§ Your instructions
Tally every line in the entries below that holds "Chọn", then give only the total.

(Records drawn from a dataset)

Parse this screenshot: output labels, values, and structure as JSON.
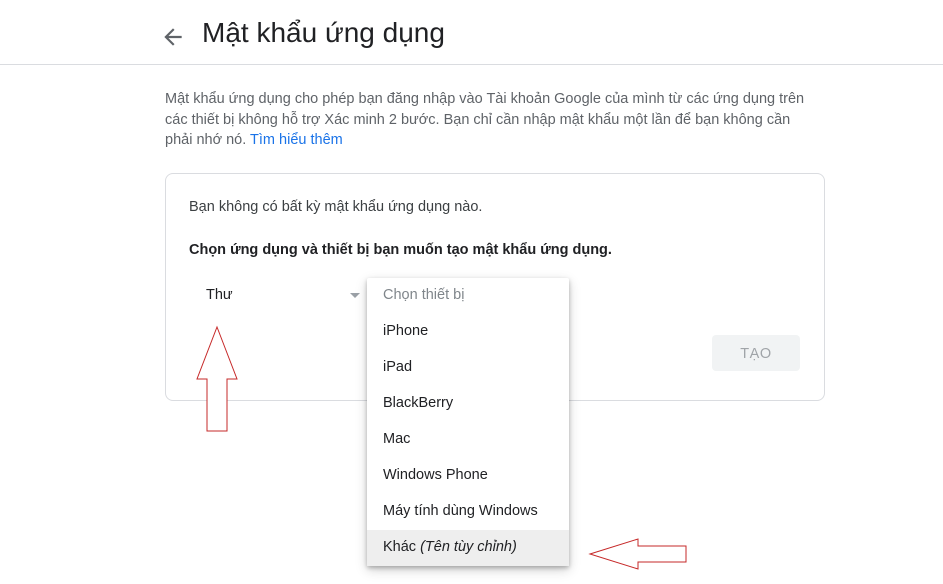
{
  "header": {
    "back_icon": "arrow-left-icon",
    "title": "Mật khẩu ứng dụng"
  },
  "description": {
    "line1": "Mật khẩu ứng dụng cho phép bạn đăng nhập vào Tài khoản Google của mình từ các ứng dụng trên",
    "line2": "các thiết bị không hỗ trợ Xác minh 2 bước. Bạn chỉ cần nhập mật khẩu một lần để bạn không cần",
    "line3": "phải nhớ nó.",
    "learn_more": "Tìm hiểu thêm"
  },
  "card": {
    "empty_message": "Bạn không có bất kỳ mật khẩu ứng dụng nào.",
    "choose_message": "Chọn ứng dụng và thiết bị bạn muốn tạo mật khẩu ứng dụng.",
    "app_select": {
      "value": "Thư",
      "icon": "dropdown-triangle-icon"
    },
    "create_button": "TẠO"
  },
  "device_dropdown": {
    "placeholder": "Chọn thiết bị",
    "options": [
      "iPhone",
      "iPad",
      "BlackBerry",
      "Mac",
      "Windows Phone",
      "Máy tính dùng Windows"
    ],
    "custom_option": {
      "label": "Khác",
      "hint": "(Tên tùy chỉnh)"
    }
  },
  "annotations": {
    "arrow_color": "#c62828",
    "arrows": [
      "up-arrow-annotation",
      "left-arrow-annotation"
    ]
  }
}
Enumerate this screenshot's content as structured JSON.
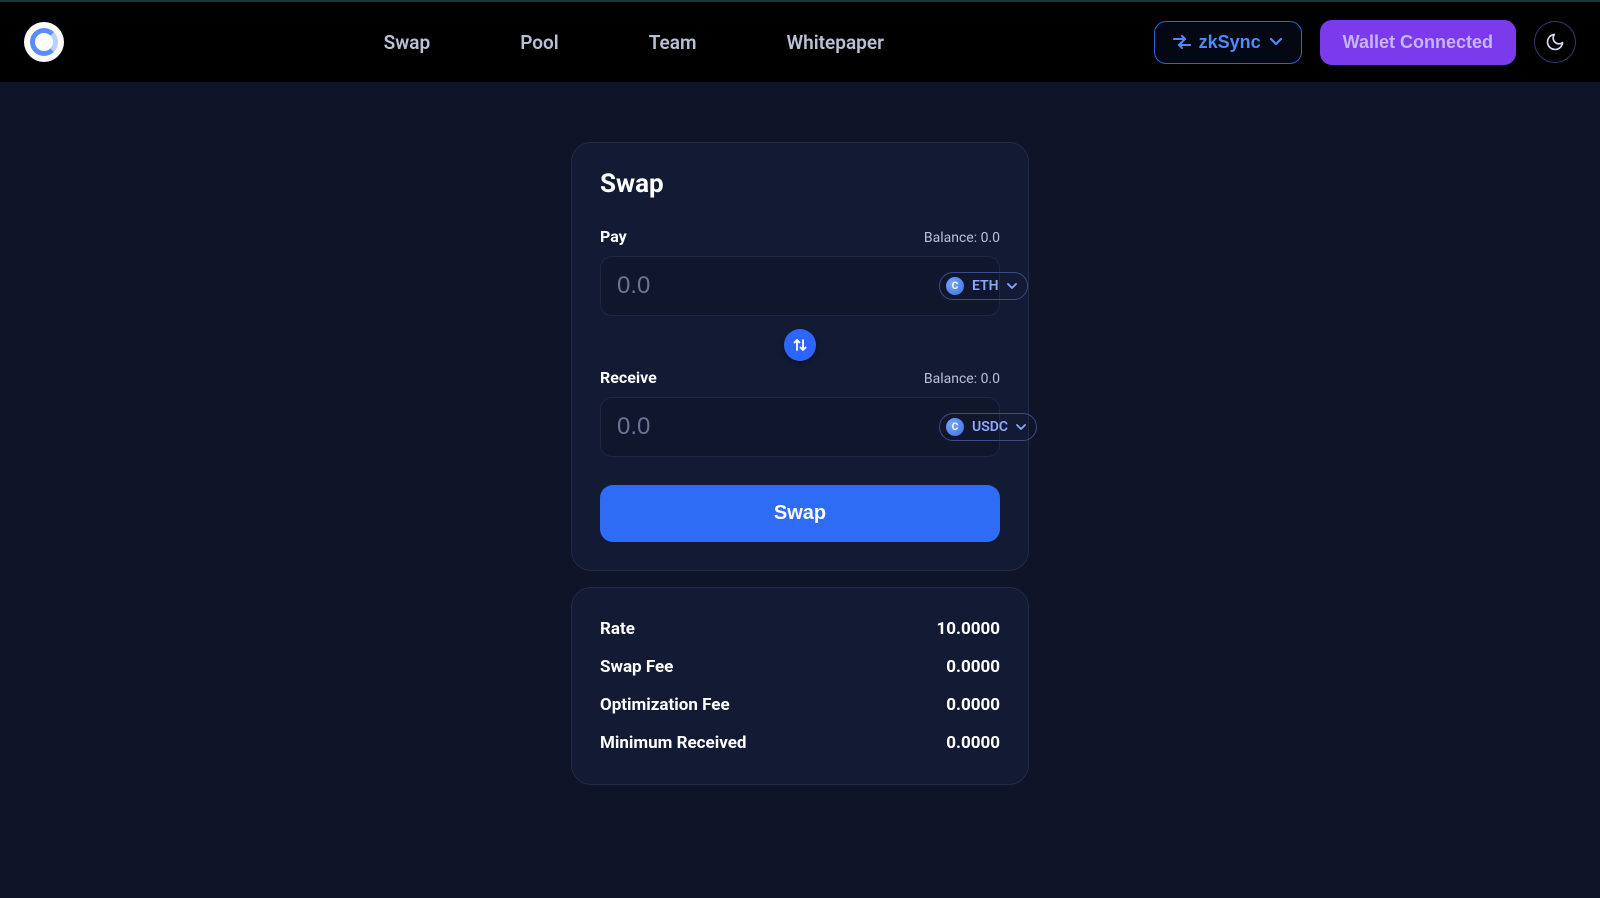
{
  "nav": {
    "items": [
      "Swap",
      "Pool",
      "Team",
      "Whitepaper"
    ]
  },
  "header": {
    "network_label": "zkSync",
    "wallet_label": "Wallet Connected"
  },
  "swap": {
    "title": "Swap",
    "pay_label": "Pay",
    "pay_balance": "Balance: 0.0",
    "pay_placeholder": "0.0",
    "pay_token": "ETH",
    "receive_label": "Receive",
    "receive_balance": "Balance: 0.0",
    "receive_placeholder": "0.0",
    "receive_token": "USDC",
    "button_label": "Swap"
  },
  "info": {
    "rows": [
      {
        "label": "Rate",
        "value": "10.0000"
      },
      {
        "label": "Swap Fee",
        "value": "0.0000"
      },
      {
        "label": "Optimization Fee",
        "value": "0.0000"
      },
      {
        "label": "Minimum Received",
        "value": "0.0000"
      }
    ]
  }
}
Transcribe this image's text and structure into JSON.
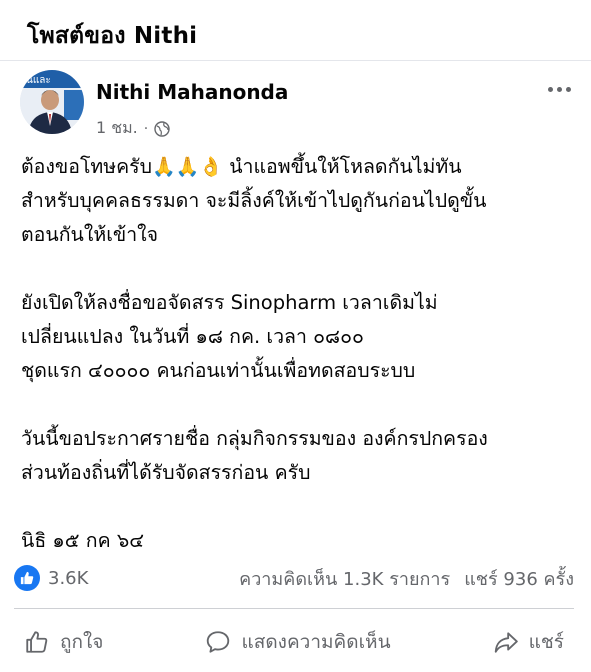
{
  "page": {
    "title": "โพสต์ของ Nithi"
  },
  "post": {
    "author": "Nithi Mahanonda",
    "time": "1 ชม.",
    "separator": "·",
    "lines": [
      "ต้องขอโทษครับ",
      "นำแอพขึ้นให้โหลดกันไม่ทัน",
      "สำหรับบุคคลธรรมดา จะมีลิ้งค์ให้เข้าไปดูกันก่อนไปดูขั้น",
      "ตอนกันให้เข้าใจ",
      "ยังเปิดให้ลงชื่อขอจัดสรร Sinopharm เวลาเดิมไม่",
      "เปลี่ยนแปลง ในวันที่ ๑๘ กค. เวลา ๐๘๐๐",
      "ชุดแรก ๔๐๐๐๐ คนก่อนเท่านั้นเพื่อทดสอบระบบ",
      "วันนี้ขอประกาศรายชื่อ กลุ่มกิจกรรมของ องค์กรปกครอง",
      "ส่วนท้องถิ่นที่ได้รับจัดสรรก่อน ครับ",
      "นิธิ ๑๕ กค ๖๔"
    ],
    "emojis": "🙏🙏👌",
    "avatar_text": "นและ"
  },
  "stats": {
    "likes": "3.6K",
    "comments": "ความคิดเห็น 1.3K รายการ",
    "shares": "แชร์ 936 ครั้ง"
  },
  "actions": {
    "like": "ถูกใจ",
    "comment": "แสดงความคิดเห็น",
    "share": "แชร์"
  },
  "icons": [
    "globe-icon",
    "more-icon",
    "like-icon",
    "comment-icon",
    "share-icon"
  ],
  "colors": {
    "accent": "#1877f2",
    "secondary_text": "#65676b"
  }
}
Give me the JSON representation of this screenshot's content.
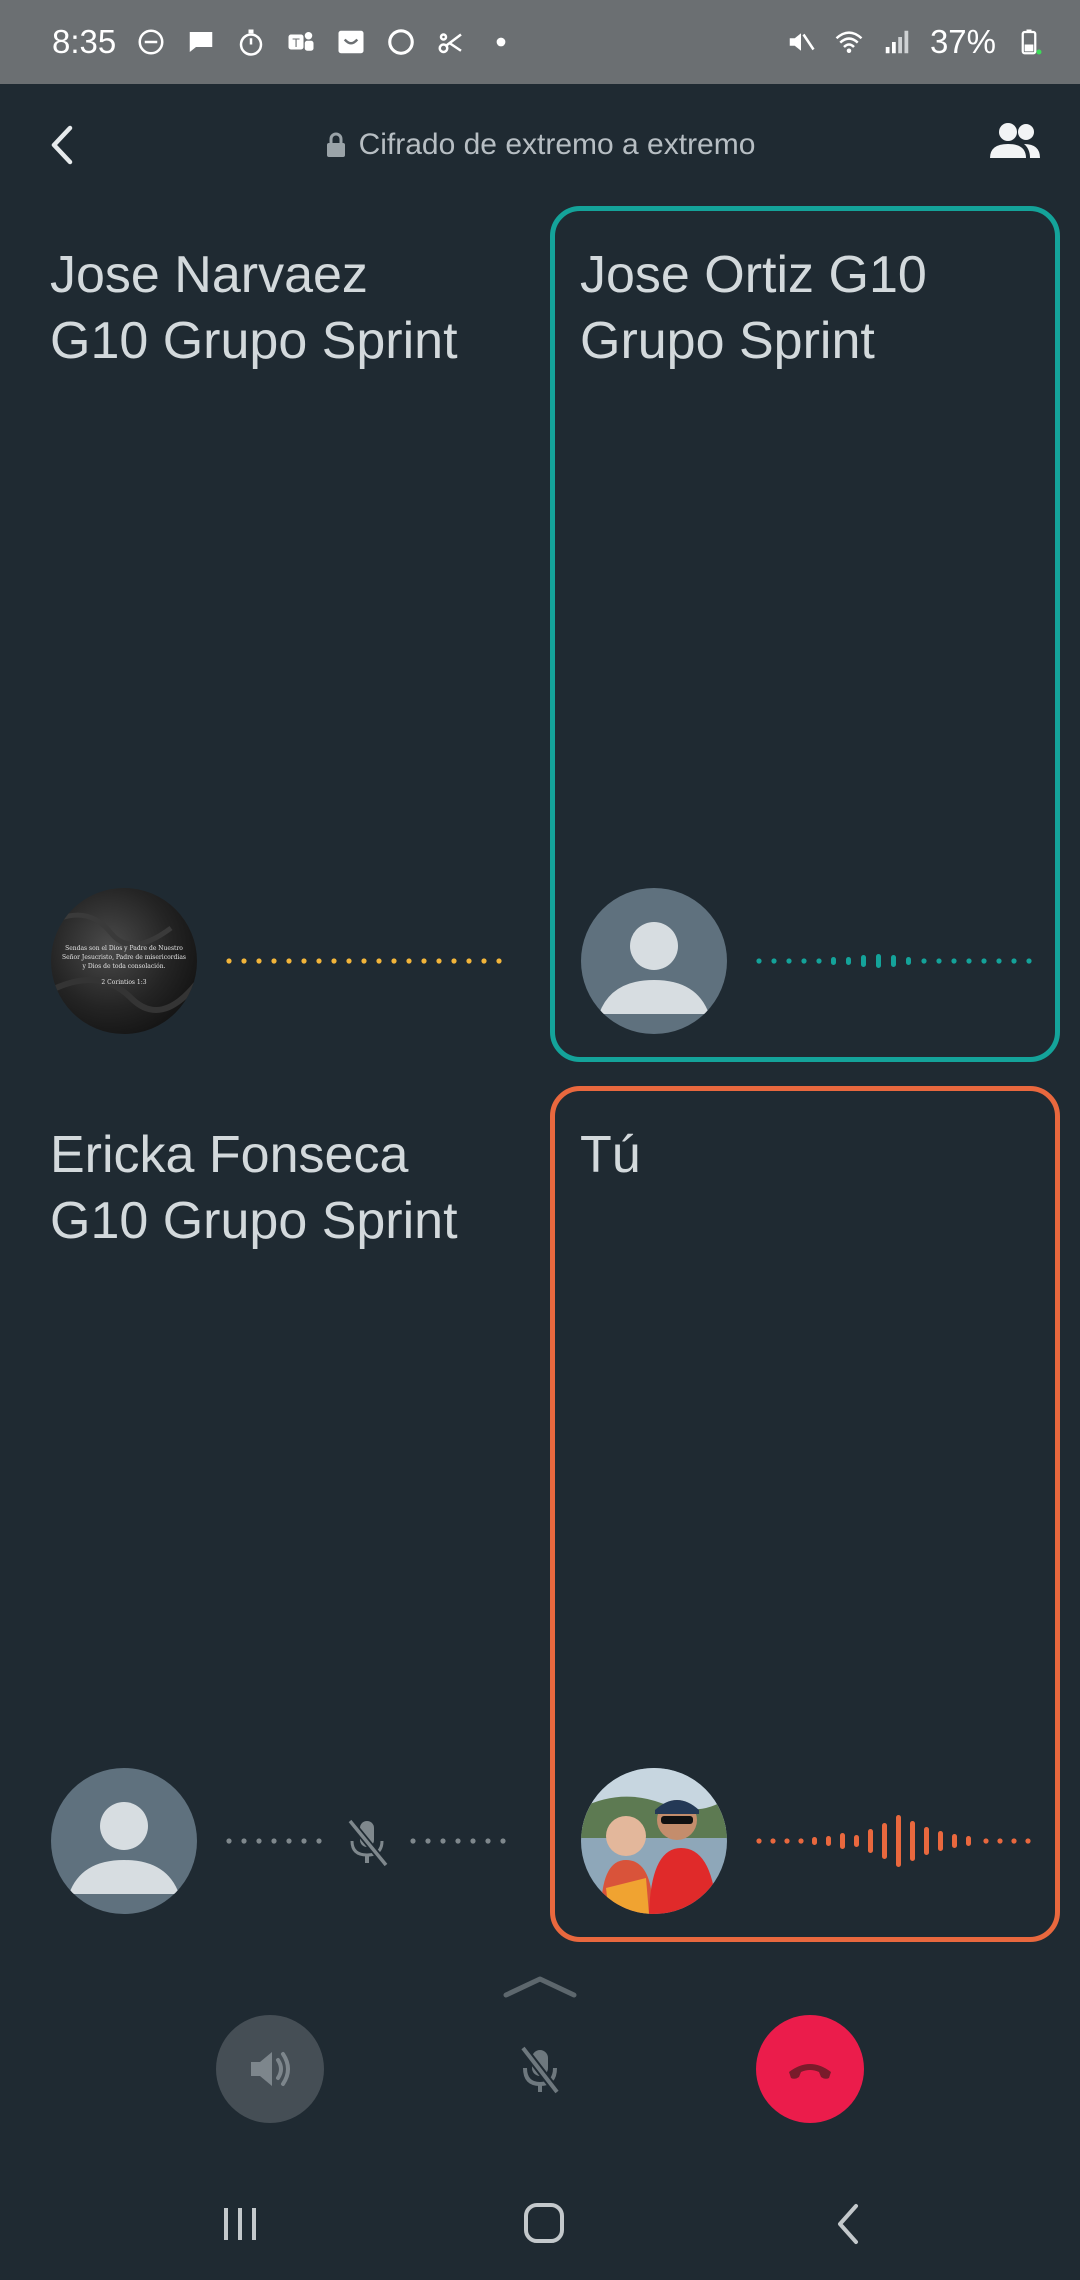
{
  "status_bar": {
    "time": "8:35",
    "battery": "37%",
    "left_icons": [
      "dnd-icon",
      "message-icon",
      "timer-icon",
      "teams-icon",
      "inbox-icon",
      "circle-icon",
      "scissors-icon",
      "dot-icon"
    ],
    "right_icons": [
      "mute-icon",
      "wifi-icon",
      "signal-icon",
      "battery-icon"
    ]
  },
  "header": {
    "encryption_text": "Cifrado de extremo a extremo"
  },
  "participants": [
    {
      "name_line1": "Jose Narvaez",
      "name_line2": "G10 Grupo Sprint",
      "status": "idle",
      "wave_color": "#f2b53a"
    },
    {
      "name_line1": "Jose Ortiz G10",
      "name_line2": "Grupo Sprint",
      "status": "speaking",
      "border_color": "#14a39a",
      "wave_color": "#14a39a"
    },
    {
      "name_line1": "Ericka Fonseca",
      "name_line2": "G10 Grupo Sprint",
      "status": "muted",
      "wave_color": "#8a9398"
    },
    {
      "name_line1": "Tú",
      "name_line2": "",
      "status": "speaking",
      "border_color": "#e9683e",
      "wave_color": "#e9683e"
    }
  ],
  "avatar_text": {
    "line1": "Sendas son el Dios y Padre de Nuestro",
    "line2": "Señor Jesucristo, Padre de misericordias",
    "line3": "y Dios de toda consolación.",
    "line4": "2 Corintios 1:3"
  },
  "controls": {
    "speaker": "speaker-icon",
    "mute": "mic-off-icon",
    "end": "end-call-icon",
    "end_color": "#eb1c4b"
  }
}
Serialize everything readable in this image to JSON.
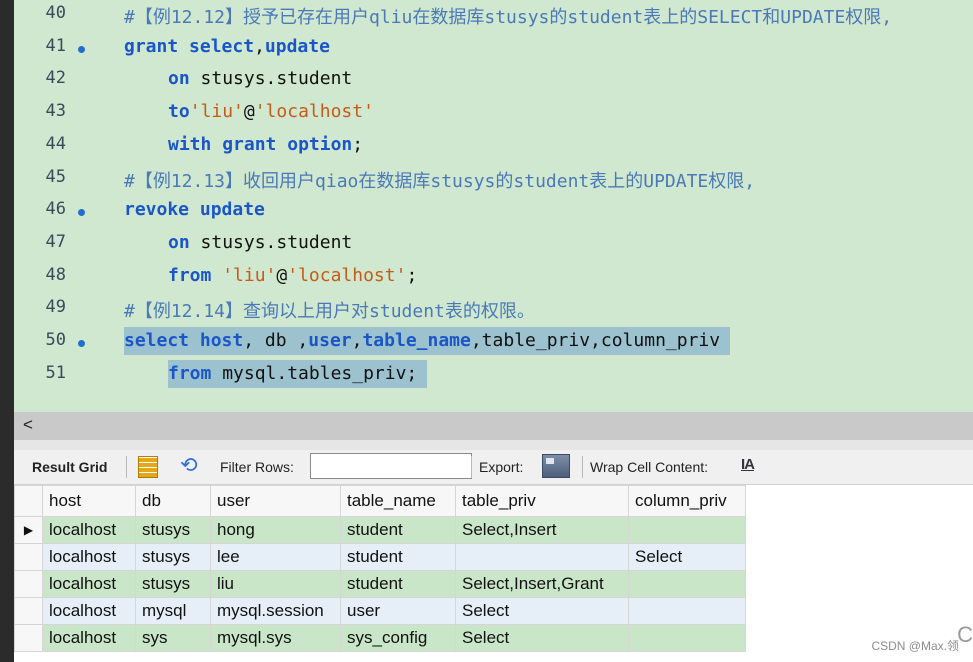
{
  "editor": {
    "lines": [
      {
        "num": "40",
        "breakpoint": false,
        "indent": 0,
        "selected": false,
        "tokens": [
          {
            "t": "#【例12.12】授予已存在用户qliu在数据库stusys的student表上的SELECT和UPDATE权限,",
            "c": "cmt"
          }
        ]
      },
      {
        "num": "41",
        "breakpoint": true,
        "indent": 0,
        "selected": false,
        "tokens": [
          {
            "t": "grant",
            "c": "kw"
          },
          {
            "t": " ",
            "c": ""
          },
          {
            "t": "select",
            "c": "kw"
          },
          {
            "t": ",",
            "c": ""
          },
          {
            "t": "update",
            "c": "kw"
          }
        ]
      },
      {
        "num": "42",
        "breakpoint": false,
        "indent": 1,
        "selected": false,
        "tokens": [
          {
            "t": "on",
            "c": "kw"
          },
          {
            "t": " stusys.student",
            "c": ""
          }
        ]
      },
      {
        "num": "43",
        "breakpoint": false,
        "indent": 1,
        "selected": false,
        "tokens": [
          {
            "t": "to",
            "c": "kw"
          },
          {
            "t": "'liu'",
            "c": "str"
          },
          {
            "t": "@",
            "c": ""
          },
          {
            "t": "'localhost'",
            "c": "str"
          }
        ]
      },
      {
        "num": "44",
        "breakpoint": false,
        "indent": 1,
        "selected": false,
        "tokens": [
          {
            "t": "with",
            "c": "kw"
          },
          {
            "t": " ",
            "c": ""
          },
          {
            "t": "grant",
            "c": "kw"
          },
          {
            "t": " ",
            "c": ""
          },
          {
            "t": "option",
            "c": "kw"
          },
          {
            "t": ";",
            "c": ""
          }
        ]
      },
      {
        "num": "45",
        "breakpoint": false,
        "indent": 0,
        "selected": false,
        "tokens": [
          {
            "t": "#【例12.13】收回用户qiao在数据库stusys的student表上的UPDATE权限,",
            "c": "cmt"
          }
        ]
      },
      {
        "num": "46",
        "breakpoint": true,
        "indent": 0,
        "selected": false,
        "tokens": [
          {
            "t": "revoke",
            "c": "kw"
          },
          {
            "t": " ",
            "c": ""
          },
          {
            "t": "update",
            "c": "kw"
          }
        ]
      },
      {
        "num": "47",
        "breakpoint": false,
        "indent": 1,
        "selected": false,
        "tokens": [
          {
            "t": "on",
            "c": "kw"
          },
          {
            "t": " stusys.student",
            "c": ""
          }
        ]
      },
      {
        "num": "48",
        "breakpoint": false,
        "indent": 1,
        "selected": false,
        "tokens": [
          {
            "t": "from",
            "c": "kw"
          },
          {
            "t": " ",
            "c": ""
          },
          {
            "t": "'liu'",
            "c": "str"
          },
          {
            "t": "@",
            "c": ""
          },
          {
            "t": "'localhost'",
            "c": "str"
          },
          {
            "t": ";",
            "c": ""
          }
        ]
      },
      {
        "num": "49",
        "breakpoint": false,
        "indent": 0,
        "selected": false,
        "tokens": [
          {
            "t": "#【例12.14】查询以上用户对student表的权限。",
            "c": "cmt"
          }
        ]
      },
      {
        "num": "50",
        "breakpoint": true,
        "indent": 0,
        "selected": true,
        "tokens": [
          {
            "t": "select",
            "c": "kw"
          },
          {
            "t": " ",
            "c": ""
          },
          {
            "t": "host",
            "c": "kw"
          },
          {
            "t": ", db ,",
            "c": ""
          },
          {
            "t": "user",
            "c": "kw"
          },
          {
            "t": ",",
            "c": ""
          },
          {
            "t": "table_name",
            "c": "kw"
          },
          {
            "t": ",table_priv,column_priv",
            "c": ""
          }
        ]
      },
      {
        "num": "51",
        "breakpoint": false,
        "indent": 1,
        "selected": true,
        "tokens": [
          {
            "t": "from",
            "c": "kw"
          },
          {
            "t": " mysql.tables_priv;",
            "c": ""
          }
        ]
      }
    ]
  },
  "scrollbar": {
    "left_arrow": "<"
  },
  "toolbar": {
    "result_grid_label": "Result Grid",
    "filter_rows_label": "Filter Rows:",
    "filter_value": "",
    "export_label": "Export:",
    "wrap_label": "Wrap Cell Content:",
    "wrap_icon_glyph": "IA",
    "refresh_glyph": "⟲"
  },
  "grid": {
    "columns": [
      "host",
      "db",
      "user",
      "table_name",
      "table_priv",
      "column_priv"
    ],
    "current_row_marker": "▶",
    "rows": [
      {
        "cells": [
          "localhost",
          "stusys",
          "hong",
          "student",
          "Select,Insert",
          ""
        ]
      },
      {
        "cells": [
          "localhost",
          "stusys",
          "lee",
          "student",
          "",
          "Select"
        ]
      },
      {
        "cells": [
          "localhost",
          "stusys",
          "liu",
          "student",
          "Select,Insert,Grant",
          ""
        ]
      },
      {
        "cells": [
          "localhost",
          "mysql",
          "mysql.session",
          "user",
          "Select",
          ""
        ]
      },
      {
        "cells": [
          "localhost",
          "sys",
          "mysql.sys",
          "sys_config",
          "Select",
          ""
        ]
      }
    ]
  },
  "watermark": "CSDN @Max.领",
  "edge_glyph": "C",
  "colors": {
    "keyword": "#1a56c8",
    "string": "#c65a17",
    "comment": "#4b79b8",
    "editor_bg": "#cfe8cf",
    "selection": "#9cc2cf"
  }
}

§ Reply to the task
2